During this week’s One Take CEO Interview sponsored by Platinum Group, President and CEO Penny Wheeler discusses how she’s leading $4.4 billion health care provider Allina Health during Covid-19, how it survived fires and looting last month that damaged or destroyed most neighboring properties, and how she and her employees look to effect meaningful change while facing an unpredictable future.
Allina invested more than $100 million to prepare for Covid-19 patients and went to more than 500 sources to find the personal protective equipment needed to ensure the safety of its employees and patients. It had to cope with unprecedented losses—at one point losing up to $3 million a day—as scheduled surgeries were cancelled or postponed in April and May. Then George Floyd was murdered only a few blocks away from its headquarters.
“This is almost surreal to think about what happened because we have not only our headquarters, but we also have a global market we help support, which is small community owned businesses that we wanted to keep safe. We had our warehouse with all our personal protective equipment. And then we have Abbott Northwestern hospital, our largest hospital in terms of number of patients, and we wanted to keep the patients and staff safe,” Wheeler recalls. “We had to move pallet after pallet of personal protective equipment to make sure that wasn’t harmed. We had to redistribute some of our patients quickly within the span of just a few hours to make sure we had the staffing and safety of the patients covered. We had to call and were grateful for the state’s response and the national guard’s protecting those assets. And we believed in the peaceful protests; oftentimes our employees were part of that. Our employees are in the community and are part of the community, so we were very supportive of that at the same time. It was a wild go being right in the center and it still, as you go down the street, you still shed tears for what destruction has occurred, but it reminds us of what we have to accomplish.
“The murder of George Floyd exposed with eyes wider opened that we have a racial pandemic in addition to a Covid pandemic in this country,” she says. “I think what I have seen through it, and hopefully we have the staying power to do this, is not only do we want to deal with the Covid virus in the safest most approachable way, but we want to get to the underpinnings of the disparities that exist in health care, jobs, housing, other aspects and work with the community to do that.”
During the interview, Wheeler discusses more how Allina has already been working toward those goals and what more it plans to do. She discusses how she’s leading Allina’s 28,896 employees through such rapidly changing times, and how yet to be dealt with is an anticipated $250 million loss for 2020.
It is the seventh in a series of one-take, unedited conversations between former Twin Cities Business Editor in Chief Dale Kurschner and Minnesota CEOs regarding how they’re leading during the Covid-19 pandemic and its unprecedented impact on their operations, and the economy.
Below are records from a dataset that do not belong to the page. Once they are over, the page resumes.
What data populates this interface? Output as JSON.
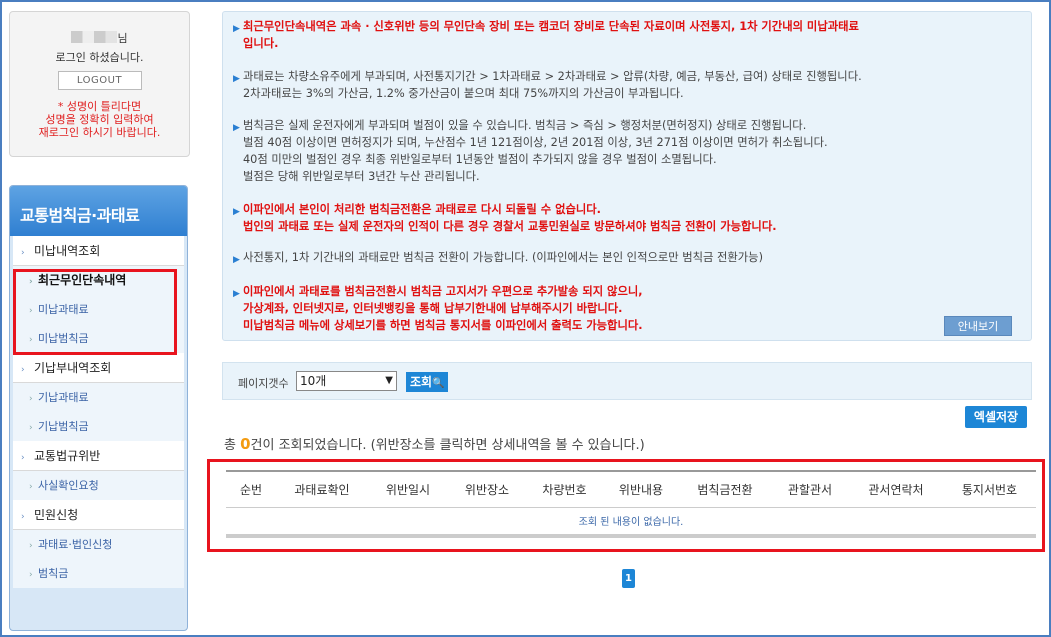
{
  "login": {
    "name_suffix": "님",
    "status": "로그인 하셨습니다.",
    "logout_label": "LOGOUT",
    "warning": [
      "* 성명이 틀리다면",
      "성명을 정확히 입력하여",
      "재로그인 하시기 바랍니다."
    ]
  },
  "sidebar": {
    "title": "교통범칙금·과태료",
    "groups": [
      {
        "label": "미납내역조회",
        "items": [
          "최근무인단속내역",
          "미납과태료",
          "미납범칙금"
        ]
      },
      {
        "label": "기납부내역조회",
        "items": [
          "기납과태료",
          "기납범칙금"
        ]
      },
      {
        "label": "교통법규위반",
        "items": [
          "사실확인요청"
        ]
      },
      {
        "label": "민원신청",
        "items": [
          "과태료·법인신청",
          "범칙금"
        ]
      }
    ]
  },
  "notice": {
    "items": [
      {
        "style": "red",
        "lines": [
          "최근무인단속내역은 과속 · 신호위반 등의 무인단속 장비 또는 캠코더 장비로 단속된 자료이며 사전통지, 1차 기간내의 미납과태료",
          "입니다."
        ]
      },
      {
        "style": "gray",
        "lines": [
          "과태료는 차량소유주에게 부과되며, 사전통지기간 > 1차과태료 > 2차과태료 > 압류(차량, 예금, 부동산, 급여) 상태로 진행됩니다.",
          "2차과태료는 3%의 가산금, 1.2% 중가산금이 붙으며 최대 75%까지의 가산금이 부과됩니다."
        ]
      },
      {
        "style": "gray",
        "lines": [
          "범칙금은 실제 운전자에게 부과되며 벌점이 있을 수 있습니다. 범칙금 > 즉심 > 행정처분(면허정지) 상태로 진행됩니다.",
          "벌점 40점 이상이면 면허정지가 되며, 누산점수 1년 121점이상, 2년 201점 이상, 3년 271점 이상이면 면허가 취소됩니다.",
          "40점 미만의 벌점인 경우 최종 위반일로부터 1년동안 벌점이 추가되지 않을 경우 벌점이 소멸됩니다.",
          "벌점은 당해 위반일로부터 3년간 누산 관리됩니다."
        ]
      },
      {
        "style": "red",
        "lines": [
          "이파인에서 본인이 처리한 범칙금전환은 과태료로 다시 되돌릴 수 없습니다.",
          "법인의 과태료 또는 실제 운전자의 인적이 다른 경우 경찰서 교통민원실로 방문하셔야 범칙금 전환이 가능합니다."
        ]
      },
      {
        "style": "gray",
        "lines": [
          "사전통지, 1차 기간내의 과태료만 범칙금 전환이 가능합니다. (이파인에서는 본인 인적으로만 범칙금 전환가능)"
        ]
      },
      {
        "style": "red",
        "lines": [
          "이파인에서 과태료를 범칙금전환시 범칙금 고지서가 우편으로 추가발송 되지 않으니,",
          "가상계좌, 인터넷지로, 인터넷뱅킹을 통해 납부기한내에 납부해주시기 바랍니다.",
          "미납범칙금 메뉴에 상세보기를 하면 범칙금 통지서를 이파인에서 출력도 가능합니다."
        ]
      }
    ],
    "guide_button": "안내보기"
  },
  "filter": {
    "label": "페이지갯수",
    "selected": "10개",
    "search_label": "조회"
  },
  "excel_button": "엑셀저장",
  "result": {
    "prefix": "총",
    "count": "0",
    "suffix": "건이 조회되었습니다. (위반장소를 클릭하면 상세내역을 볼 수 있습니다.)"
  },
  "table": {
    "columns": [
      "순번",
      "과태료확인",
      "위반일시",
      "위반장소",
      "차량번호",
      "위반내용",
      "범칙금전환",
      "관할관서",
      "관서연락처",
      "통지서번호"
    ],
    "empty_message": "조회 된 내용이 없습니다."
  },
  "pagination": {
    "current": "1"
  },
  "colors": {
    "accent": "#1d86d6",
    "highlight": "#e8141e",
    "notice_red": "#e01010"
  }
}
Episodes are typically recorded home-to-home and have included discussions with Jeff Kiesel of Restaurant Technologies Inc., Christine Lantinen of Maud Borup, Paul Grangaard of Faribault Woolen Mill, Mark Stutrud of Summit Brewing and Stacy Demskie of Mainstreet Bakery.
The CEO interview series is sponsored by Platinum Group, Minnesota’s most experienced advisory group helping business owners and leaders with extreme challenges including financial setbacks, lender and landlord re-negotiations, turnarounds and bankruptcies. Kurschner is one of its consultants and specializes in communication strategy, crisis communication, reputation management and internal communication.
Complimenting the CEO series are interviews with key members of Platinum Group. This week’s is with Partner Steve Coleman, who specializes in helping business owners and leaders through major transitions.
Given today’s Covid-19 recession, Coleman says there are those businesses that are pausing and being conservative, and then “there’s a significant minority of owners that we serve who have very alertly said, ‘wow, this is so enormous of a changing environment that there have to be some new opportunities that these disruptions bring to us. New opportunities I better be looking for.’ And so they have leaned forward. They are not being silent. They’re not looking down. They’re looking up and they’re looking out.”
During this short unedited, one-take interview, he explains how business owners are doing just that in part by finding good new partners, sharing their experiences with other owners and exploring new ways of looking at and doing things.